The lone official delegate from the minority community in the Congress from Haryana on Monday raised the long-pending issue of a separate Sikh panel with the party vice-president Rahul Gandhi.
Tarlochan Singh, the official spokesman of the Haryana Pradesh Congress Committee, told Hindustan Times on Tuesday that he apprised Gandhi and other top Congress leaders present at a meeting of select persons, that the inordinate delay in constituting a separate Sikh body had hurt the feelings of the community in Haryana.
On Monday, the Congress leadership held a meeting with 200-odd representatives of the minority groups from various states to seek the views and demands of minorities at the grassroots level for inclusion in the party's poll document for the Lok Sabha polls.
At a political rally at Hisar on December 1, the chief ministerial candidate of the Haryana Janhit Congress-Bharatiya Janata Party combine, Kuldeep Bishnoi had tried to woo Sikhs by assuring to form HSGPC, if he is voted to power in the 2014 assembly elections.
Agitated over the delay in announcing the Sikh panel, two ad-hoc factions of the HSGPC led by Didar Singh Nalwi and Jagdish Singh Jhinda have also announced to field their candidates in the next assembly elections.
Meanwhile, in his letter to Rahul Gandhi, the party spokesman said the Congress had put the formation of HSGPC in the official election manifesto in the 2005 assembly elections but the matter was still pending.
"I categorically told Gandhi that chief minister Bhupinder Singh Hooda is keen to the form a separate body but in the absence of a nod from the party's central leadership, the matter is held up. It is long time and the central leadership should look into the matter positively," said Singh.
He asked that states like Maharashtra, Delhi, Bihar, etc., had independent bodies to maintain the shrines then why only Haryana was deprived of it.
However, he defended before the party high command that Haryana had accorded the second official language status to Punjabi, announced a minority commission and saved several Sikh families from displacement in a land dispute in Kurukshetra district.
According to Section 72 of the Punjab Reorganisation Act, 1966, Haryana was entitled to get an independent body to manage Sikh shrines in the state, but it was never implemented.
Singh said the Amritsar-based Shiromani Gurdwara Parbandhak Committee (SGPC) had become a political organ of the Shiromani Akali Dal (SAD).
However, the Sikh leaders fighting for the HSGPC termed the meeting as eyewash.
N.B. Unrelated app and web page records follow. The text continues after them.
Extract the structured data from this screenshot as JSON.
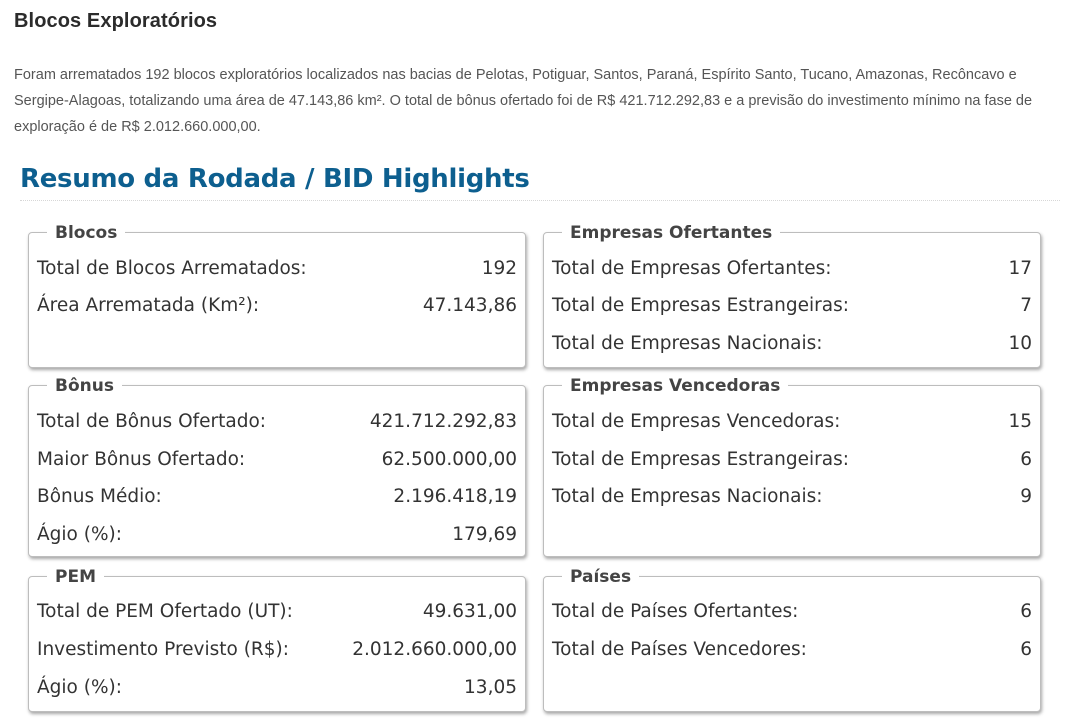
{
  "heading": "Blocos Exploratórios",
  "intro_lines": [
    "Foram arrematados 192 blocos exploratórios localizados nas bacias de Pelotas, Potiguar, Santos, Paraná, Espírito Santo, Tucano, Amazonas, Recôncavo e",
    "Sergipe-Alagoas, totalizando uma área de 47.143,86 km². O total de bônus ofertado foi de R$ 421.712.292,83 e a previsão do investimento mínimo na fase de",
    "exploração é de R$ 2.012.660.000,00."
  ],
  "section_title": "Resumo da Rodada / BID Highlights",
  "cards": {
    "blocos": {
      "title": "Blocos",
      "rows": [
        {
          "label": "Total de Blocos Arrematados:",
          "value": "192"
        },
        {
          "label": "Área Arrematada (Km²):",
          "value": "47.143,86"
        }
      ]
    },
    "empresas_ofertantes": {
      "title": "Empresas Ofertantes",
      "rows": [
        {
          "label": "Total de Empresas Ofertantes:",
          "value": "17"
        },
        {
          "label": "Total de Empresas Estrangeiras:",
          "value": "7"
        },
        {
          "label": "Total de Empresas Nacionais:",
          "value": "10"
        }
      ]
    },
    "bonus": {
      "title": "Bônus",
      "rows": [
        {
          "label": "Total de Bônus Ofertado:",
          "value": "421.712.292,83"
        },
        {
          "label": "Maior Bônus Ofertado:",
          "value": "62.500.000,00"
        },
        {
          "label": "Bônus Médio:",
          "value": "2.196.418,19"
        },
        {
          "label": "Ágio (%):",
          "value": "179,69"
        }
      ]
    },
    "empresas_vencedoras": {
      "title": "Empresas Vencedoras",
      "rows": [
        {
          "label": "Total de Empresas Vencedoras:",
          "value": "15"
        },
        {
          "label": "Total de Empresas Estrangeiras:",
          "value": "6"
        },
        {
          "label": "Total de Empresas Nacionais:",
          "value": "9"
        }
      ]
    },
    "pem": {
      "title": "PEM",
      "rows": [
        {
          "label": "Total de PEM Ofertado (UT):",
          "value": "49.631,00"
        },
        {
          "label": "Investimento Previsto (R$):",
          "value": "2.012.660.000,00"
        },
        {
          "label": "Ágio (%):",
          "value": "13,05"
        }
      ]
    },
    "paises": {
      "title": "Países",
      "rows": [
        {
          "label": "Total de Países Ofertantes:",
          "value": "6"
        },
        {
          "label": "Total de Países Vencedores:",
          "value": "6"
        }
      ]
    }
  }
}
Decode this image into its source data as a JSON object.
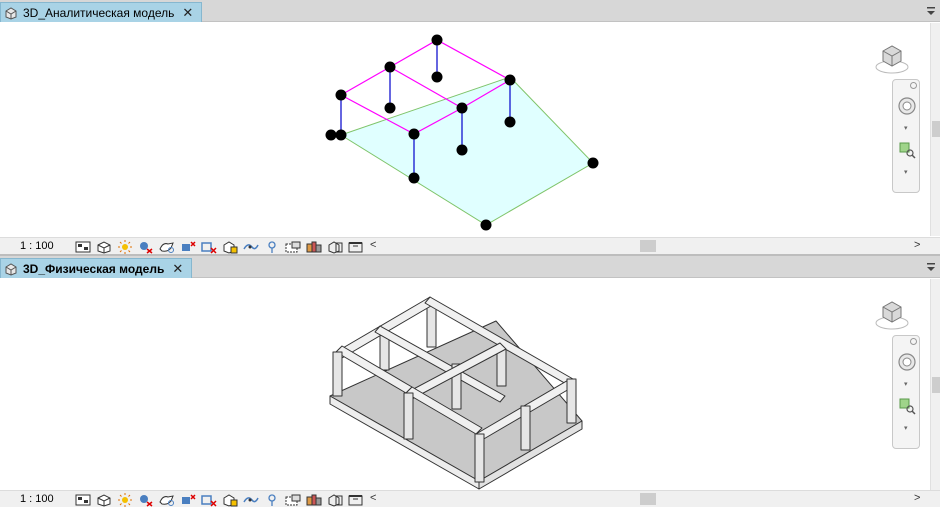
{
  "views": [
    {
      "title": "3D_Аналитическая модель",
      "scale": "1 : 100"
    },
    {
      "title": "3D_Физическая модель",
      "scale": "1 : 100"
    }
  ],
  "icons": {
    "tab": "3d-view-icon",
    "close": "close-icon",
    "view_cube": "view-cube-icon",
    "steering_wheel": "steering-wheel-icon",
    "zoom": "zoom-region-icon"
  },
  "glyphs": {
    "close": "✕",
    "left": "<",
    "right": ">",
    "down": "▾"
  },
  "colors": {
    "tab_bg": "#a9d3e6",
    "beam": "#ff00ff",
    "column": "#0000cc",
    "slab_fill": "#e0ffff",
    "slab_edge": "#7fc46a",
    "node": "#000000"
  }
}
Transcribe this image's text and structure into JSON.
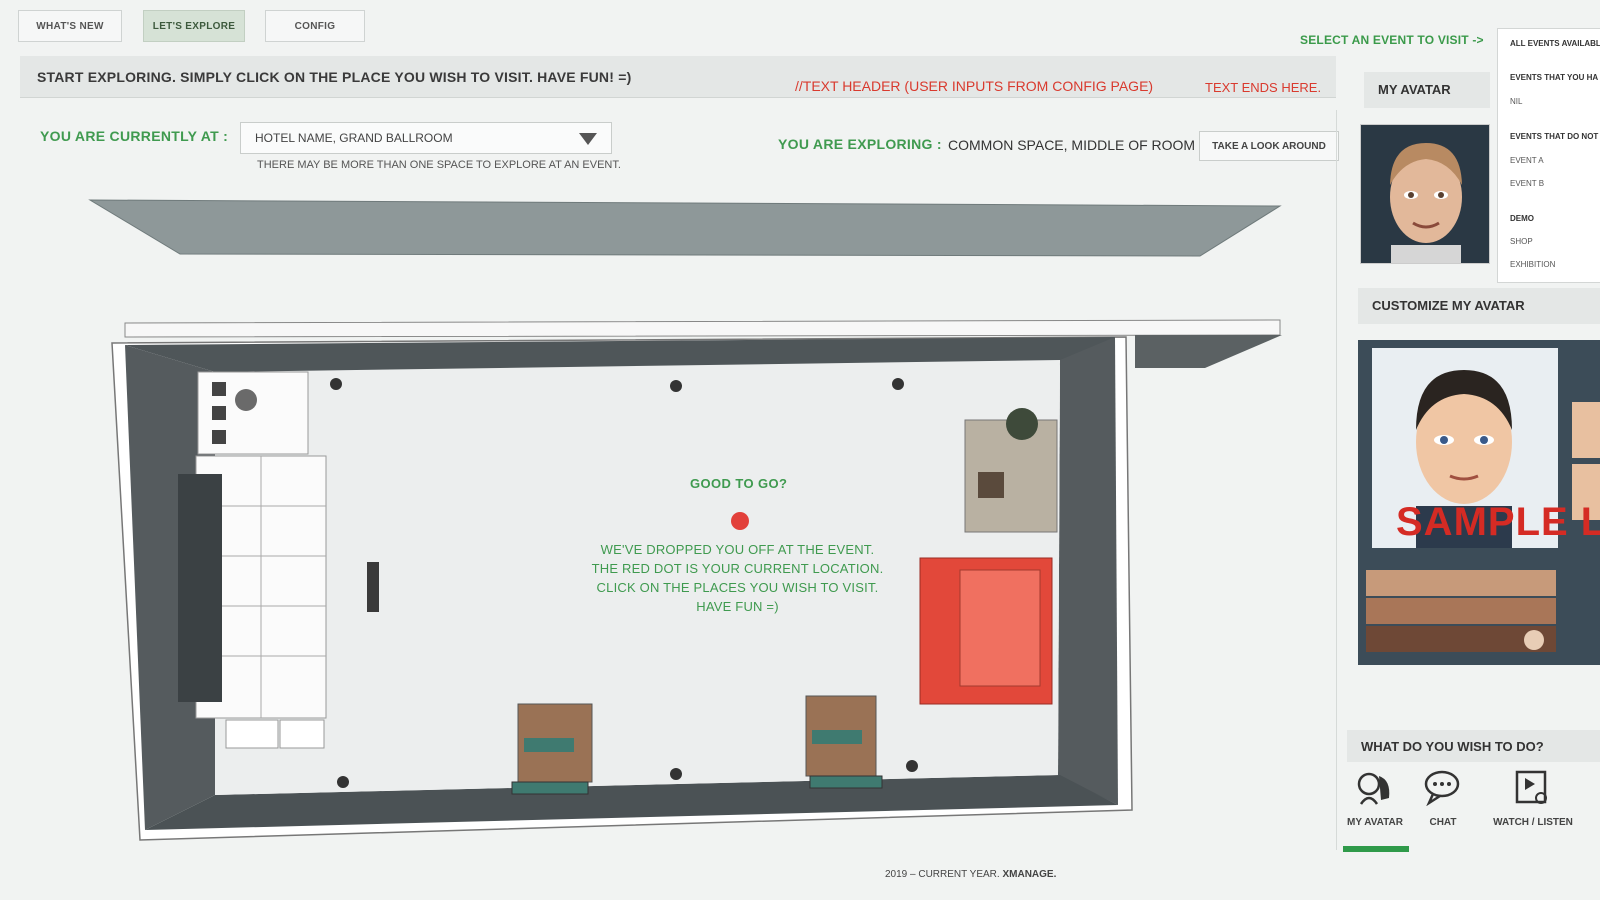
{
  "tabs": [
    {
      "label": "WHAT'S NEW"
    },
    {
      "label": "LET'S EXPLORE"
    },
    {
      "label": "CONFIG"
    }
  ],
  "select_event": "SELECT AN EVENT TO VISIT ->",
  "events_panel": {
    "all_events": "ALL EVENTS AVAILABL",
    "events_have": "EVENTS THAT YOU HA",
    "nil": "NIL",
    "events_not": "EVENTS THAT DO NOT",
    "event_a": "EVENT A",
    "event_b": "EVENT B",
    "demo": "DEMO",
    "shop": "SHOP",
    "exhibition": "EXHIBITION"
  },
  "header": {
    "main": "START EXPLORING. SIMPLY CLICK ON THE PLACE YOU WISH TO VISIT. HAVE FUN! =)",
    "note": "//TEXT HEADER (USER INPUTS FROM CONFIG PAGE)",
    "end": "TEXT ENDS HERE."
  },
  "location": {
    "current_label": "YOU ARE CURRENTLY AT :",
    "current_value": "HOTEL NAME, GRAND BALLROOM",
    "hint": "THERE MAY BE MORE THAN ONE SPACE TO EXPLORE AT AN EVENT.",
    "exploring_label": "YOU ARE EXPLORING :",
    "exploring_value": "COMMON SPACE, MIDDLE OF ROOM",
    "look_button": "TAKE A LOOK AROUND"
  },
  "sidebar": {
    "my_avatar": "MY AVATAR",
    "customize": "CUSTOMIZE MY AVATAR",
    "sample_text": "SAMPLE L",
    "wish_title": "WHAT DO YOU WISH TO DO?",
    "actions": [
      {
        "label": "MY AVATAR",
        "icon": "avatar-icon"
      },
      {
        "label": "CHAT",
        "icon": "chat-icon"
      },
      {
        "label": "WATCH / LISTEN",
        "icon": "media-icon"
      }
    ]
  },
  "map": {
    "title": "GOOD TO GO?",
    "msg1": "WE'VE DROPPED YOU OFF AT THE EVENT.",
    "msg2": "THE RED DOT IS YOUR CURRENT LOCATION.",
    "msg3": "CLICK ON THE PLACES YOU WISH TO VISIT.",
    "msg4": "HAVE FUN =)"
  },
  "footer": {
    "year": "2019 – CURRENT YEAR.",
    "brand": "XMANAGE."
  },
  "colors": {
    "accent_green": "#3f9a4f",
    "accent_red": "#d93a2e"
  }
}
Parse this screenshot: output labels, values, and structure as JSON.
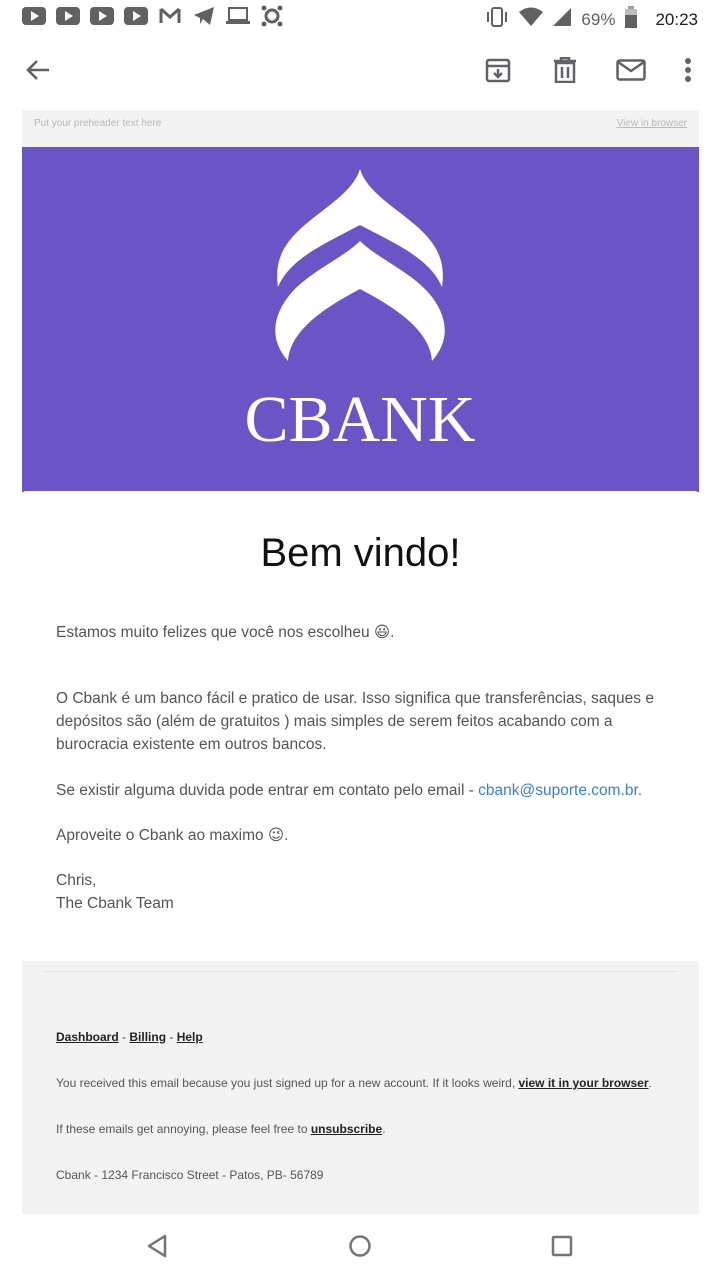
{
  "status_bar": {
    "notification_icons": [
      "youtube-icon",
      "youtube-icon",
      "youtube-icon",
      "youtube-icon",
      "gmail-icon",
      "telegram-icon",
      "laptop-icon",
      "app-icon"
    ],
    "battery": "69%",
    "time": "20:23"
  },
  "toolbar": {
    "back": "back-arrow-icon",
    "archive": "archive-icon",
    "delete": "trash-icon",
    "mark_unread": "mail-icon",
    "more": "more-vert-icon"
  },
  "email": {
    "preheader": "Put your preheader text here",
    "view_in_browser": "View in browser",
    "brand": "CBANK",
    "heading": "Bem vindo!",
    "intro": "Estamos muito felizes que você nos escolheu 😃.",
    "body1": "O Cbank é um banco fácil e pratico de usar. Isso significa que transferências, saques e depósitos são (além de gratuitos ) mais simples de serem feitos acabando com a burocracia existente em outros bancos.",
    "contact_prefix": "Se existir alguma duvida pode entrar em contato pelo email - ",
    "contact_email": "cbank@suporte.com.br.",
    "enjoy": "Aproveite o Cbank ao maximo 😉.",
    "sign_name": "Chris,",
    "sign_team": "The Cbank Team"
  },
  "footer": {
    "dashboard": "Dashboard",
    "billing": "Billing",
    "help": "Help",
    "sep": " - ",
    "received_prefix": "You received this email because you just signed up for a new account. If it looks weird, ",
    "view_browser_link": "view it in your browser",
    "period": ".",
    "annoying_prefix": "If these emails get annoying, please feel free to ",
    "unsubscribe": "unsubscribe",
    "address": "Cbank - 1234 Francisco  Street - Patos, PB- 56789"
  },
  "colors": {
    "brand_purple": "#6b55c6",
    "link_blue": "#3b7fd6"
  }
}
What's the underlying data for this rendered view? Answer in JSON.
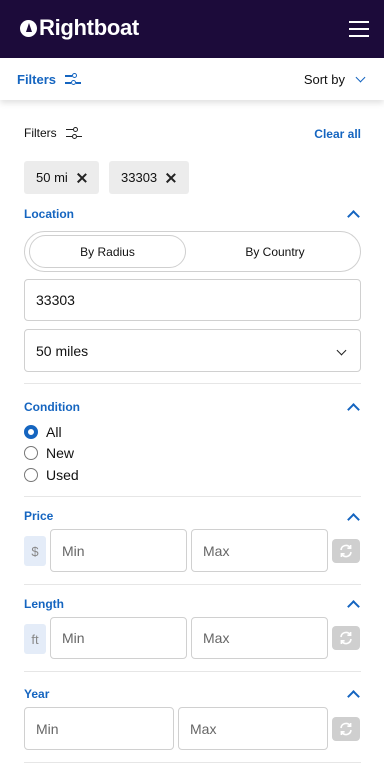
{
  "header": {
    "brand": "Rightboat",
    "menu_icon": "hamburger-menu-icon",
    "background": "#1c0b3a"
  },
  "toolbar": {
    "filters_label": "Filters",
    "sort_label": "Sort by",
    "accent": "#1565c0"
  },
  "filters_panel": {
    "title": "Filters",
    "clear_all": "Clear all",
    "chips": [
      {
        "label": "50 mi"
      },
      {
        "label": "33303"
      }
    ]
  },
  "location": {
    "label": "Location",
    "tabs": [
      "By Radius",
      "By Country"
    ],
    "selected_tab": "By Radius",
    "zip_value": "33303",
    "radius_value": "50 miles"
  },
  "condition": {
    "label": "Condition",
    "options": [
      "All",
      "New",
      "Used"
    ],
    "selected": "All"
  },
  "price": {
    "label": "Price",
    "unit": "$",
    "min_placeholder": "Min",
    "max_placeholder": "Max"
  },
  "length": {
    "label": "Length",
    "unit": "ft",
    "min_placeholder": "Min",
    "max_placeholder": "Max"
  },
  "year": {
    "label": "Year",
    "min_placeholder": "Min",
    "max_placeholder": "Max"
  }
}
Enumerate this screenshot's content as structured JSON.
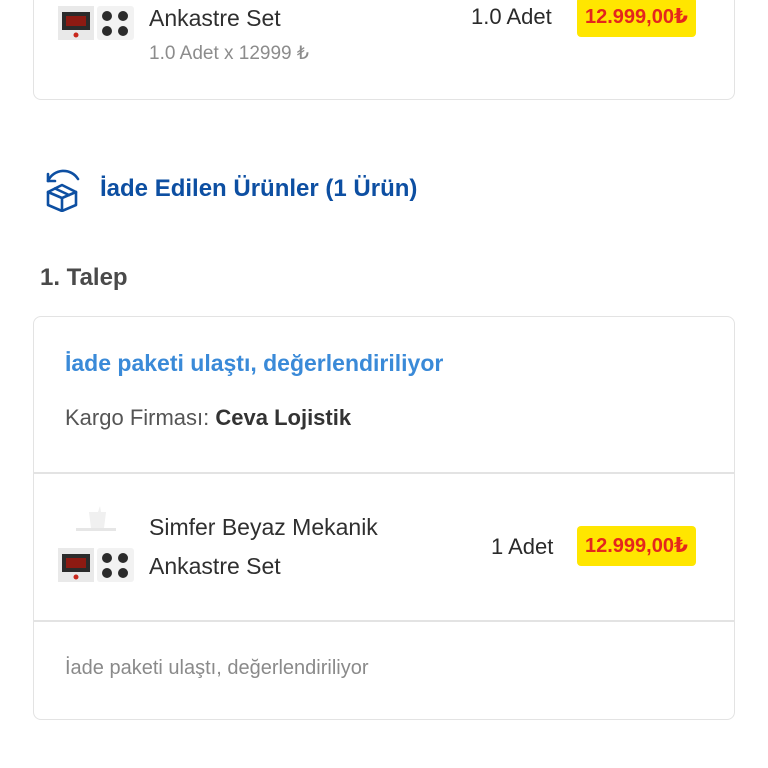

Terming it as a political stunt to woo the Sikh voters, Nalwi and Jhinda said the Congress would be defeated in the coming elections for not keeping its promises.
"Once again the Congress leadership wants to befool the Sikh community. But this time we will expose the Congress that it uses Sikhs only as vote-bank and does not protect their legitimate rights," said Nalwi, who had recently floated Haryana Jan Shakti Morcha, a political outfit.
Alleging that the Hooda government was anti-Sikh, Nalwi said museums at Badh Khalsa in Sonepat and another at Kapal Mochan, Yamunanagar, were associated with the ninth and tenth Sikh gurus, respectively, but the spots were subjected to gross neglect.
Jhinda said it was unfortunate that even after being in power for 10 years at the Centre and in Haryana, the Congress leadership was still busy deliberating on the issues pertaining to the minority communities.